City Council to take up exciting new development project on South Side for coffee shop/artist’s loft/makerspace/business incubator
A small band of entrepreneurs has set forth on an ambitious mission: Transforming the Lansing region and indeed the entire state by starting a new business on the city’s South Side.
The trio — Topher Martin, Chaz Forencia and Delilah Horowitz — are planning to repurpose a bank-foreclosed hardware store on South Cedar Street and convert it into a coffee shop/artist’s loft/ makerspace/business incubator called “makedodrink.”
“What we’re really looking to do with makedodrink is leverage existing assets and create a sense of place for people in the creative class to come together to share best practices,” said Martin, a 28-year-old conflict-resolution consultant from Okemos who once spent three months in the Williamsburg section of Brooklyn, N.Y. “We feel that this project can be transformative for Lansing and provide these people here with a rallying point to help spur a true Midwestern Renaissance.”
Indeed, city officials are set to pledge $2.2 million in tax breaks — including $750,000 in school tax abate ments — to help offset the cost of façade improvements, hardwood floors, two Pabst Blue Ribbon neon signs, three top-of-the-line espresso machines, five MacBook Pros, 56 feet of faux-industrial ductwork, two corkscrew slides, a fire pole and what Martin describes as a “super rad” iRobot Roomba 770.
The Lansing City Council next month will also consider issuing $4.7 million in public bonds to create new bicycle lanes leading to the area, providing easy access to makedodrink for the tens of thousands of neighborhood residents who make daily use of the South Side’s expansive network of bike lanes.
The entire project is expected to only cause a temporary disruption to other local businesses, while creating three to five jobs that will pay about $9 an hour.
Critics contend that it´s poor public policy to dole out public tax dollars to subsidize profits for private businesses when schools, public safety and city services continue to be cut due to a lack of revenue.
Local resident Alberta Johnson, 64, said she has mixed feelings about the project.
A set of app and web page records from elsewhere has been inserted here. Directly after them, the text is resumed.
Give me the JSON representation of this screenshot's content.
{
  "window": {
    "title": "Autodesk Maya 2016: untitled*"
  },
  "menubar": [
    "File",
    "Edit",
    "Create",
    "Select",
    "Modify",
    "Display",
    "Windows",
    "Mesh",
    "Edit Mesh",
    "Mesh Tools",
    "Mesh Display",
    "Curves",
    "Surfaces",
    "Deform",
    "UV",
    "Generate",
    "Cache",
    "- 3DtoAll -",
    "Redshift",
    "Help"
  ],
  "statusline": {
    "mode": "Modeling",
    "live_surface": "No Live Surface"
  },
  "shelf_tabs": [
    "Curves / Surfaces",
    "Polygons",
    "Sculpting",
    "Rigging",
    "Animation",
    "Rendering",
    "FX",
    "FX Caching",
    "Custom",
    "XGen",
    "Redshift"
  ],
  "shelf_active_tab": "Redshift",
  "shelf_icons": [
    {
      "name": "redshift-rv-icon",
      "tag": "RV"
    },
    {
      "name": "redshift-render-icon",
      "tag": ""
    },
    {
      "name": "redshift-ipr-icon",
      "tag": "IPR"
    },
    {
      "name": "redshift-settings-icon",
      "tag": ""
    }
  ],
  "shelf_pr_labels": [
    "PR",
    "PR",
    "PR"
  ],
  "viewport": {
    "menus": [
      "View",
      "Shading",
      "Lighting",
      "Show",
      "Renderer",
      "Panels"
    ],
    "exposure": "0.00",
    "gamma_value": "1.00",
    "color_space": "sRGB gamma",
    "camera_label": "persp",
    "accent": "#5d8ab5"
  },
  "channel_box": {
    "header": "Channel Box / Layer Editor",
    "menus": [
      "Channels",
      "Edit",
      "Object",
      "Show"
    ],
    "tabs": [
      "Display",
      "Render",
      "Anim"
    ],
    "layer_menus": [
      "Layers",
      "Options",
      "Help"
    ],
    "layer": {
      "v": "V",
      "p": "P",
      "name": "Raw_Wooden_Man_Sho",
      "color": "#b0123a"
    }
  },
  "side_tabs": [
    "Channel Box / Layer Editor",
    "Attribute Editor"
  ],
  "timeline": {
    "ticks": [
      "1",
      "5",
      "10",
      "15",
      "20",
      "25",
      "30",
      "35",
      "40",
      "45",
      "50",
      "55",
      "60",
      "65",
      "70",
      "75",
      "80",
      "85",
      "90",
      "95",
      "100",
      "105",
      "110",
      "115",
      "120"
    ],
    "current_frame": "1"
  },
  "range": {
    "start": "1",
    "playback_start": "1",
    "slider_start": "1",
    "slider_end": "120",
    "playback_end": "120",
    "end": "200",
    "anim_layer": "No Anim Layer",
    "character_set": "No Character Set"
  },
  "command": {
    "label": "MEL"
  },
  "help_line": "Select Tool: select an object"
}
“My grandkids’ school is crumbling and is full of mold, and I can’t walk to QD without stumbling across drug dealers, so it seems like the city could be asking these folks to pay their fair share so we can improve some of these things,” said Johnson, who receives no tax breaks on her modest two-story house on Fenton Street. “On the other hand, I understand that my concerns are secondary to the needs of the creative class, and I am kind of interested in learning how to become a maker.”
Those who oppose tax incentives for makedodrink will undoubtedly be labeled as obstructionists who want to take Lansing back to the 1950s. Rightfully so, said Forencia, 26, a graphic designer who recently moved to Lansing from West Bloomfield Township.
“There’s plenty of existing businesses and citizens who pay taxes for city services and schools,” Forencia said. “But unlike many of them, we will actually be helping the community in very tangible ways. After all, more than anything, Lansing residents need a walkable, bikeable place where they can learn to be makers and doers while enjoying totally dope Kopi Luwak lattes.
“As you can see, we’re filling a real need for these people,” Forencia said. “We’re quite progressive.”
Economic development officials and the makedodrink team will hold an invite-only community forum next week to go over the plan, where they will present beautifully drawn renderings of the site and #lovelansing bumper stickers.
Horowitz, a self-described social media guru, said she’s looking forward to the meeting and has already launched “Lansing needs makedodrink” accounts on Facebook, Twitter, Tumblr, Flickr, Pinterest, Instagram and Google Plus.
“We are fully prepared to work with the community to provide multiple synergies between myriad stakeholders through numerous platforms,” she said, “as long as these people maintain a positive, supportive and hassle-free vibe.”